RAW DATA:
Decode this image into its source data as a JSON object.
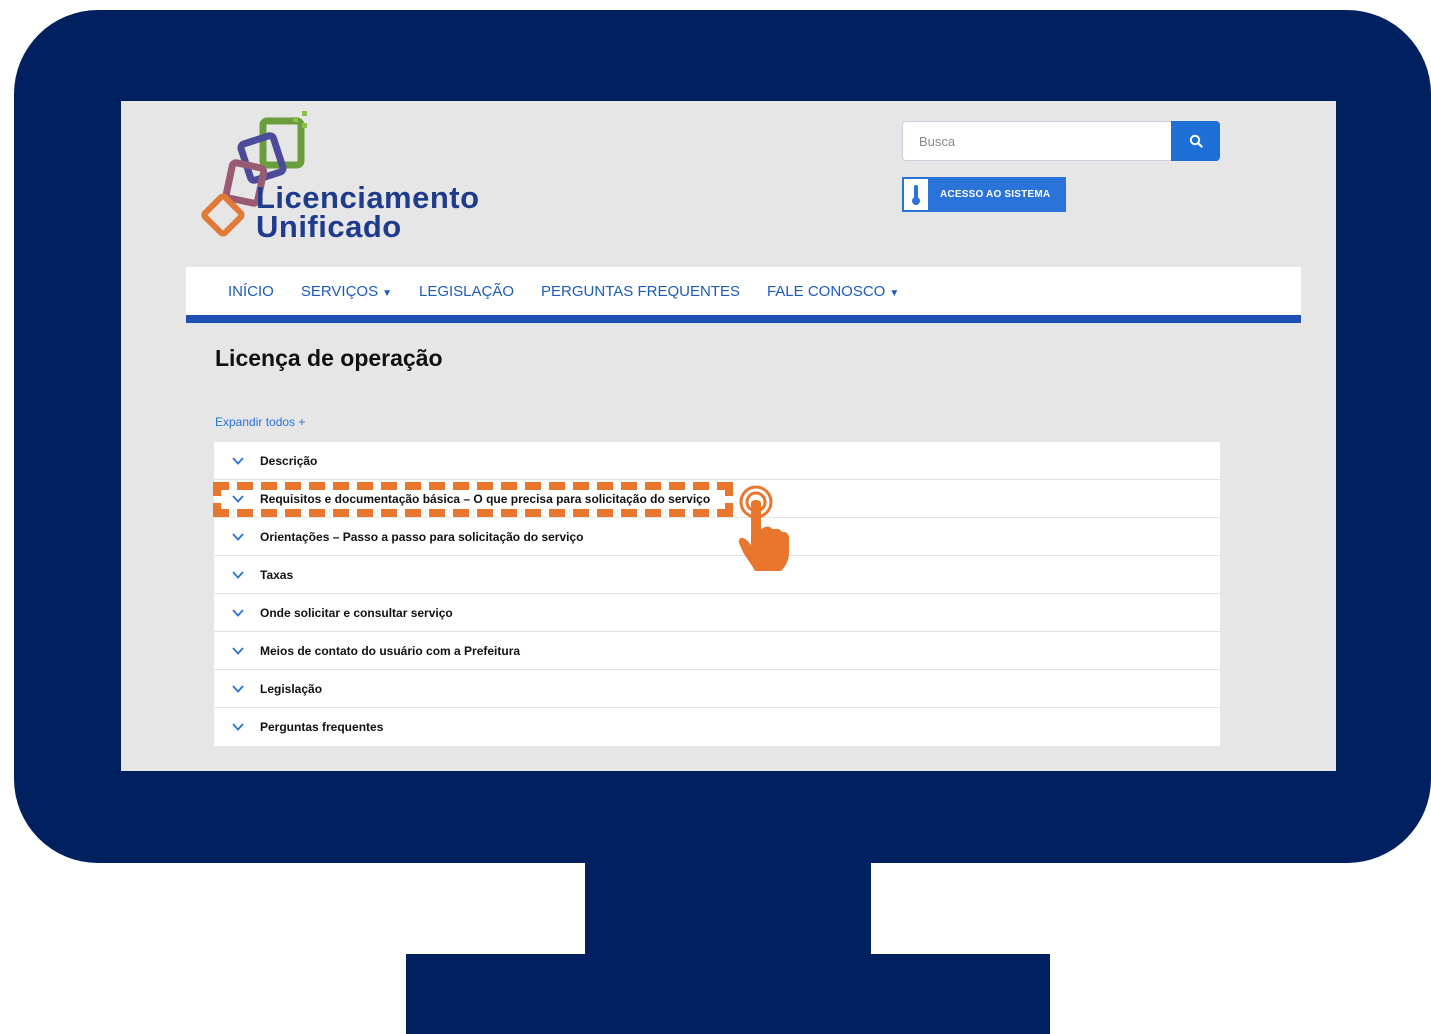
{
  "search": {
    "placeholder": "Busca"
  },
  "header": {
    "logo_line1": "Licenciamento",
    "logo_line2": "Unificado",
    "access_label": "ACESSO AO SISTEMA"
  },
  "nav": {
    "items": [
      {
        "label": "INÍCIO",
        "dropdown": false
      },
      {
        "label": "SERVIÇOS",
        "dropdown": true
      },
      {
        "label": "LEGISLAÇÃO",
        "dropdown": false
      },
      {
        "label": "PERGUNTAS FREQUENTES",
        "dropdown": false
      },
      {
        "label": "FALE CONOSCO",
        "dropdown": true
      }
    ]
  },
  "main": {
    "title": "Licença de operação",
    "expand_all": "Expandir todos +",
    "accordion": [
      "Descrição",
      "Requisitos e documentação básica – O que precisa para solicitação do serviço",
      "Orientações – Passo a passo para solicitação do serviço",
      "Taxas",
      "Onde solicitar e consultar serviço",
      "Meios de contato do usuário com a Prefeitura",
      "Legislação",
      "Perguntas frequentes"
    ]
  },
  "colors": {
    "monitor": "#002060",
    "nav_text": "#1d5bb8",
    "nav_border": "#1d4fb4",
    "accent": "#2a73d9",
    "highlight": "#e8762c"
  }
}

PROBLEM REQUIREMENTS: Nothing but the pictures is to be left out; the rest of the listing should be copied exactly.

FINAL ANSWER:
Decode this image into its source data as a JSON object.
{
  "search": {
    "placeholder": "Busca"
  },
  "header": {
    "logo_line1": "Licenciamento",
    "logo_line2": "Unificado",
    "access_label": "ACESSO AO SISTEMA"
  },
  "nav": {
    "items": [
      {
        "label": "INÍCIO",
        "dropdown": false
      },
      {
        "label": "SERVIÇOS",
        "dropdown": true
      },
      {
        "label": "LEGISLAÇÃO",
        "dropdown": false
      },
      {
        "label": "PERGUNTAS FREQUENTES",
        "dropdown": false
      },
      {
        "label": "FALE CONOSCO",
        "dropdown": true
      }
    ]
  },
  "main": {
    "title": "Licença de operação",
    "expand_all": "Expandir todos +",
    "accordion": [
      "Descrição",
      "Requisitos e documentação básica – O que precisa para solicitação do serviço",
      "Orientações – Passo a passo para solicitação do serviço",
      "Taxas",
      "Onde solicitar e consultar serviço",
      "Meios de contato do usuário com a Prefeitura",
      "Legislação",
      "Perguntas frequentes"
    ]
  },
  "colors": {
    "monitor": "#002060",
    "nav_text": "#1d5bb8",
    "nav_border": "#1d4fb4",
    "accent": "#2a73d9",
    "highlight": "#e8762c"
  }
}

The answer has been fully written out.